  • Peter Wang and Travis Oliphant showed me - personally! - Wakari, an amazingly powerful online hosted Python environment. I can't wait to play.
  • I'm not going to list all the people I loved seeing and catching up with, because it wouldn't mean much to most blog readers. But the fact is it would be a lonely year if I couldn't see my PyCon friends (and make some new ones).
  • If GitHub had an AI, it would be looking at me funny and asking, "What's got into you lately?" PyCon, that's what. And I'm nowhere near done.

Thank you to the fantastic bunch of volunteers who make this such an amazing conference, and to all the participants who bring their ideas and their friendship.

Saturday, March 16, 2013

HTSQL lightning talk slides

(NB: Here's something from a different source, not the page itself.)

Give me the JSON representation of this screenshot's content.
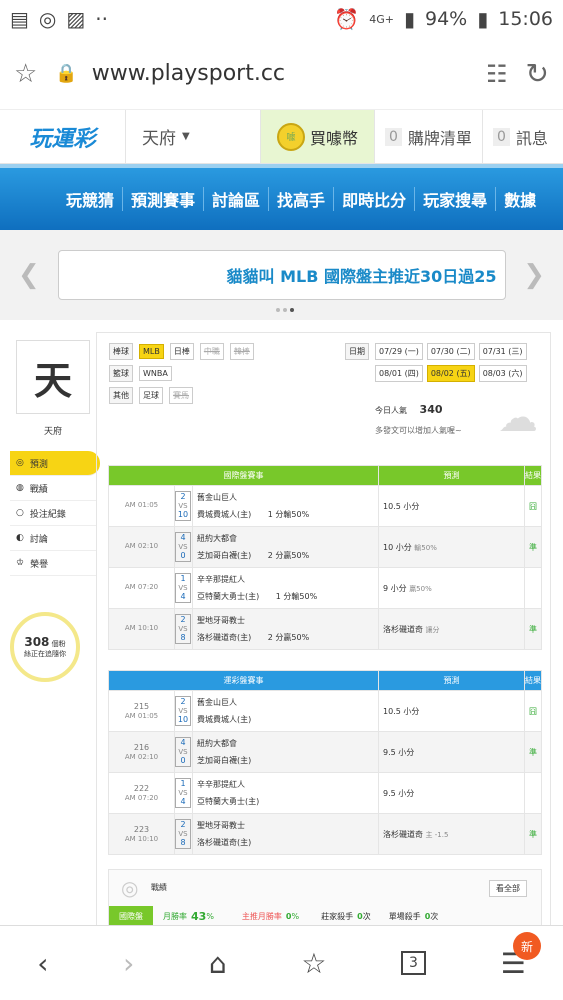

I posted the slideshow from my PyPGDay HTSQL lightning talk here. Thanks to everybody involved with PyPGDay, I loved it!

Saturday, March 09, 2013

Forsooth, a dataset

Do you ever want a demo or sample dataset that doesn't bore you to death? How about one steaming with sex, murder, and mayhem?

I'll be giving a lightning talk on HTSQL at PyPGDay this Wednesday, and wanted to show it off with some data worthy of its awesomeness. How about Shakespeare? Yeah! Luckily, Open Source Shakespeare has published a database of all Will's works. Unluckily, they've only published it as flat text files and as a Microsoft Access database. ("Open Source" Shakespeare? In a closed-source database? And a horrible one at that? Yeah, I know.)

So I fixed that; opensourceshakespeare on GitHub is a port of the data to the RDBMS the Bard himself would have used, PostgreSQL. Porting further to MySQL and SQLite is left as an exercise for the reader (for now; maybe I'll add those after PyCon.)

Enjoy! And if you're ever in Cincinnati, you have GOT to see the Cincinnati Shakespeare Company. They're like... they're like actually eating the food, when all you've done before is look at the recipes.